(Data about app and page elements)
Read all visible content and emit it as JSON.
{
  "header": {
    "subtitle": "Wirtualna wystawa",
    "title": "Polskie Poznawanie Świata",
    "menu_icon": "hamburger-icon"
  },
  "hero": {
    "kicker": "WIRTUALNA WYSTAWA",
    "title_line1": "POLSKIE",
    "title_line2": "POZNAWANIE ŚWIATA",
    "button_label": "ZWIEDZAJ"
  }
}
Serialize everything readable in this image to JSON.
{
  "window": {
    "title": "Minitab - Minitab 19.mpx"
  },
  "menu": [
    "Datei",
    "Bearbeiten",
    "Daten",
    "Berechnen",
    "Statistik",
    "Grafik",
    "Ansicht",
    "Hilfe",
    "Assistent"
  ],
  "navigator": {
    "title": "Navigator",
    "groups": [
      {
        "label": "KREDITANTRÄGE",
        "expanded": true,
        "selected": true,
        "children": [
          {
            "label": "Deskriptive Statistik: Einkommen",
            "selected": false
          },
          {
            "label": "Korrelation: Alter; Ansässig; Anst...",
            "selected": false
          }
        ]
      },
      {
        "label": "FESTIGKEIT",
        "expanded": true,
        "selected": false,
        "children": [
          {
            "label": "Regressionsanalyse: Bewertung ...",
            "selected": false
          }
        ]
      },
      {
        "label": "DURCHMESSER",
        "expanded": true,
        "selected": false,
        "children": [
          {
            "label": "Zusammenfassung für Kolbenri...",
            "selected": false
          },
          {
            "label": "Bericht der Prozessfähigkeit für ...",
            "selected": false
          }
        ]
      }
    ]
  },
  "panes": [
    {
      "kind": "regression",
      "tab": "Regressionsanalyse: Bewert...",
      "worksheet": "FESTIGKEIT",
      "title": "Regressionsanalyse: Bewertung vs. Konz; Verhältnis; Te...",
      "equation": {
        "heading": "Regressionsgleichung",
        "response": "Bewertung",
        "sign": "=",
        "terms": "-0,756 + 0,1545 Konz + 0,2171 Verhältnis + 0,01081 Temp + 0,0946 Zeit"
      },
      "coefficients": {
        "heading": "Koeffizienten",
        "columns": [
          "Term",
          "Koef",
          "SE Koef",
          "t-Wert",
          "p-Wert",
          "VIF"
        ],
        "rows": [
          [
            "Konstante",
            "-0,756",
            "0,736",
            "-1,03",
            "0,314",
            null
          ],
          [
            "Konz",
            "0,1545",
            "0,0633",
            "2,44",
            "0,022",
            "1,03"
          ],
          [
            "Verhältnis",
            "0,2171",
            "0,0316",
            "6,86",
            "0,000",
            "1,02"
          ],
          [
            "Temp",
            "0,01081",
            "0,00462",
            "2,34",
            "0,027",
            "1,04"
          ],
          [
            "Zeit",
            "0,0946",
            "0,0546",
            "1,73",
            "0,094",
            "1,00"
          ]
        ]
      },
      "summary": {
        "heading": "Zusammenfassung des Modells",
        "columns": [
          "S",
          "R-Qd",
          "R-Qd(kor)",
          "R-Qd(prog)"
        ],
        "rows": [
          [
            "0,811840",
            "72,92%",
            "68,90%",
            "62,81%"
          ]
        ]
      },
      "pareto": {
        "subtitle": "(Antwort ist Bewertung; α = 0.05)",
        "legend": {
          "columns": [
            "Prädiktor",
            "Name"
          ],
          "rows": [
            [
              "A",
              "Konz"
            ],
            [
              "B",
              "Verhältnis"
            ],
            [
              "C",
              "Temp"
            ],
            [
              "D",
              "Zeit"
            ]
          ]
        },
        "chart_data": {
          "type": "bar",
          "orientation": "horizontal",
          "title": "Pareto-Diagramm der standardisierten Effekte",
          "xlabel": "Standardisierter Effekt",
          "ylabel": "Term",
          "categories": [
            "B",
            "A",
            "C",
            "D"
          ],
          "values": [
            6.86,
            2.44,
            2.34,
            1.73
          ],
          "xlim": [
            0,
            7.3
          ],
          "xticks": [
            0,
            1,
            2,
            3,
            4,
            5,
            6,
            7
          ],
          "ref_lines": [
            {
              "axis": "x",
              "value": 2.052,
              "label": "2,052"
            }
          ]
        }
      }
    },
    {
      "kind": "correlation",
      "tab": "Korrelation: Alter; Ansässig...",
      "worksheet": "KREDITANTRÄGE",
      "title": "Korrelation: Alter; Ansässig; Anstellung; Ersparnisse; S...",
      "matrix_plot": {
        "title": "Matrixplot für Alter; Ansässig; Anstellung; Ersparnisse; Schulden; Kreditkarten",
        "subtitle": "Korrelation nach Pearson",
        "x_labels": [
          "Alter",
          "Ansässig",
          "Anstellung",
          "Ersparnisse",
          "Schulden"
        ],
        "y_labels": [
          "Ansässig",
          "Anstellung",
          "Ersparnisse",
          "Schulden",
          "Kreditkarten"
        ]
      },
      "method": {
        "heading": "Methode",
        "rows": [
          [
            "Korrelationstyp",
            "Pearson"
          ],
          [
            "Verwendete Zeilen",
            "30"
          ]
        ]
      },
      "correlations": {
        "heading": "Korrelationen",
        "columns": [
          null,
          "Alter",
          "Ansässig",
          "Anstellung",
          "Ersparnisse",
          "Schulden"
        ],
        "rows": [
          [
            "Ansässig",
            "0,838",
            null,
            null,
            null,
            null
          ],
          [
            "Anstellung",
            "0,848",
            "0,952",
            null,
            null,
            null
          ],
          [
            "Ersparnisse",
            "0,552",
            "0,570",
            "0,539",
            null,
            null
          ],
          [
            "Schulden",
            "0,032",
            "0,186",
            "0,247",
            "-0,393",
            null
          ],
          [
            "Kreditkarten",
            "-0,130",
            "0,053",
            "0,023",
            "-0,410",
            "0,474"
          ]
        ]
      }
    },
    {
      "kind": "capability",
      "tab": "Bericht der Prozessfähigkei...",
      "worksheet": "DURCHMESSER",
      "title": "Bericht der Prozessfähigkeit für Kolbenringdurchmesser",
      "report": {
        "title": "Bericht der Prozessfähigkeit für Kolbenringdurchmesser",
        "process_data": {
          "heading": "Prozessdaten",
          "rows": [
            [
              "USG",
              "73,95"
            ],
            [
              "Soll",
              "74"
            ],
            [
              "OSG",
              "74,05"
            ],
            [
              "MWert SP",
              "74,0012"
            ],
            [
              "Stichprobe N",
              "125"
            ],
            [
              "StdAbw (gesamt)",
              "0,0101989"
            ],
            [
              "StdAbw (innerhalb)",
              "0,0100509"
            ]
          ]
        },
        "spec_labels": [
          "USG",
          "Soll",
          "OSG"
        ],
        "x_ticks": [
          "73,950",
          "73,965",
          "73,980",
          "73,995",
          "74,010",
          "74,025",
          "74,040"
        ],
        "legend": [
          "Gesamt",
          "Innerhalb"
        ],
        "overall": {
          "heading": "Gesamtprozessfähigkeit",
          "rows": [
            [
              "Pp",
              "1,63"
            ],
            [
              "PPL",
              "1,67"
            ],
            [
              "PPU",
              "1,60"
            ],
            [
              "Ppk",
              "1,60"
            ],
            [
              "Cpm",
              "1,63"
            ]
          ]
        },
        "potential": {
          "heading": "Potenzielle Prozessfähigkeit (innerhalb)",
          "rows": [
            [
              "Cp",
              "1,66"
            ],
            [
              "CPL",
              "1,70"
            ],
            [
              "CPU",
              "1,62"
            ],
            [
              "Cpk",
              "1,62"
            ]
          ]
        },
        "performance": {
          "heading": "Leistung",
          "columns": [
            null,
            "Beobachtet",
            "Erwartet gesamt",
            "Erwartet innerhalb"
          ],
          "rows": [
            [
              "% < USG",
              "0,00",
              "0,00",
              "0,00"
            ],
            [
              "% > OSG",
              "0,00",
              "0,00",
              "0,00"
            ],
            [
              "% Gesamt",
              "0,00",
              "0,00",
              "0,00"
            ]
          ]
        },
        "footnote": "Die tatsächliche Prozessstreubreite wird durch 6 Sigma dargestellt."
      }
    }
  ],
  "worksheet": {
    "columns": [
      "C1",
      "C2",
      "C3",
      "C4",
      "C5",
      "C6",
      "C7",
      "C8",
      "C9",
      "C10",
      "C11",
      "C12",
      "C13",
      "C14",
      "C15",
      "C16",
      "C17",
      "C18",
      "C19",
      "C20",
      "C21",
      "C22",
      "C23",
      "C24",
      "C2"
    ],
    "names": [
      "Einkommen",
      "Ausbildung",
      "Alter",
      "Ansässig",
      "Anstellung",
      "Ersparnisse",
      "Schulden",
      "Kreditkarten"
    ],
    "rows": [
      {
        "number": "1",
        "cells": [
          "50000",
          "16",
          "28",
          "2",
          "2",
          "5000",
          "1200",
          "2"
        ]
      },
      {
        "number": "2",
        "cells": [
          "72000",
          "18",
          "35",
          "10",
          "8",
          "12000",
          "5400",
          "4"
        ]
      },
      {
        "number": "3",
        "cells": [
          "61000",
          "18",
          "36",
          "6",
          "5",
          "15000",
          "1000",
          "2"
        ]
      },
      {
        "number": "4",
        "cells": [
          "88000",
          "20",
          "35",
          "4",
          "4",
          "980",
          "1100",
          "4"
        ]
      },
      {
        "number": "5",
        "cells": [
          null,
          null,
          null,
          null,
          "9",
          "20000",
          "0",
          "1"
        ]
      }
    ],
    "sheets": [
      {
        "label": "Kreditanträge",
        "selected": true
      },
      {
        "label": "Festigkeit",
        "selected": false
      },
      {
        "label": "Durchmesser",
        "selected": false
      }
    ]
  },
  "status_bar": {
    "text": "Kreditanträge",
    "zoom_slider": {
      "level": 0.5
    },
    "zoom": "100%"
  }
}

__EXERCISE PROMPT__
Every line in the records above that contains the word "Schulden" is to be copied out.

__ANSWER SECTION__
        "title": "Matrixplot für Alter; Ansässig; Anstellung; Ersparnisse; Schulden; Kreditkarten",
          "Schulden"
          "Schulden",
          "Schulden"
            "Schulden",
      "Schulden",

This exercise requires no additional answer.